Task prompt: Your response should consist of the records below, repeated exactly.

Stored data

- Opening Delimiter -

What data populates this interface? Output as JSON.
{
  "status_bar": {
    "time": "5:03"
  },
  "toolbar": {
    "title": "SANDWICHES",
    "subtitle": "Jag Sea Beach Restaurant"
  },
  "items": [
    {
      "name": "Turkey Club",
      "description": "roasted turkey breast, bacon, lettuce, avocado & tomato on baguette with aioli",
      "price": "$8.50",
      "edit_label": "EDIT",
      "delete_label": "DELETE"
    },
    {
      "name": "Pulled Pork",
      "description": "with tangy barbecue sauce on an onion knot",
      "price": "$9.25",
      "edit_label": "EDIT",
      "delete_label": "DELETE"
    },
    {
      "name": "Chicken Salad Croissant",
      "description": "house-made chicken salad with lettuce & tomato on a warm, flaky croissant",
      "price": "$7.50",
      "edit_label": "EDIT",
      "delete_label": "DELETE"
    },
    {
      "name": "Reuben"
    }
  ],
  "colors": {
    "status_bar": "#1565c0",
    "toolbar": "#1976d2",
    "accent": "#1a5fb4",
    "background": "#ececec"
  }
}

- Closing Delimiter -

Your solution:
What data populates this interface? Output as JSON.
{
  "status_bar": {
    "time": "5:03"
  },
  "toolbar": {
    "title": "SANDWICHES",
    "subtitle": "Jag Sea Beach Restaurant"
  },
  "items": [
    {
      "name": "Turkey Club",
      "description": "roasted turkey breast, bacon, lettuce, avocado & tomato on baguette with aioli",
      "price": "$8.50",
      "edit_label": "EDIT",
      "delete_label": "DELETE"
    },
    {
      "name": "Pulled Pork",
      "description": "with tangy barbecue sauce on an onion knot",
      "price": "$9.25",
      "edit_label": "EDIT",
      "delete_label": "DELETE"
    },
    {
      "name": "Chicken Salad Croissant",
      "description": "house-made chicken salad with lettuce & tomato on a warm, flaky croissant",
      "price": "$7.50",
      "edit_label": "EDIT",
      "delete_label": "DELETE"
    },
    {
      "name": "Reuben"
    }
  ],
  "colors": {
    "status_bar": "#1565c0",
    "toolbar": "#1976d2",
    "accent": "#1a5fb4",
    "background": "#ececec"
  }
}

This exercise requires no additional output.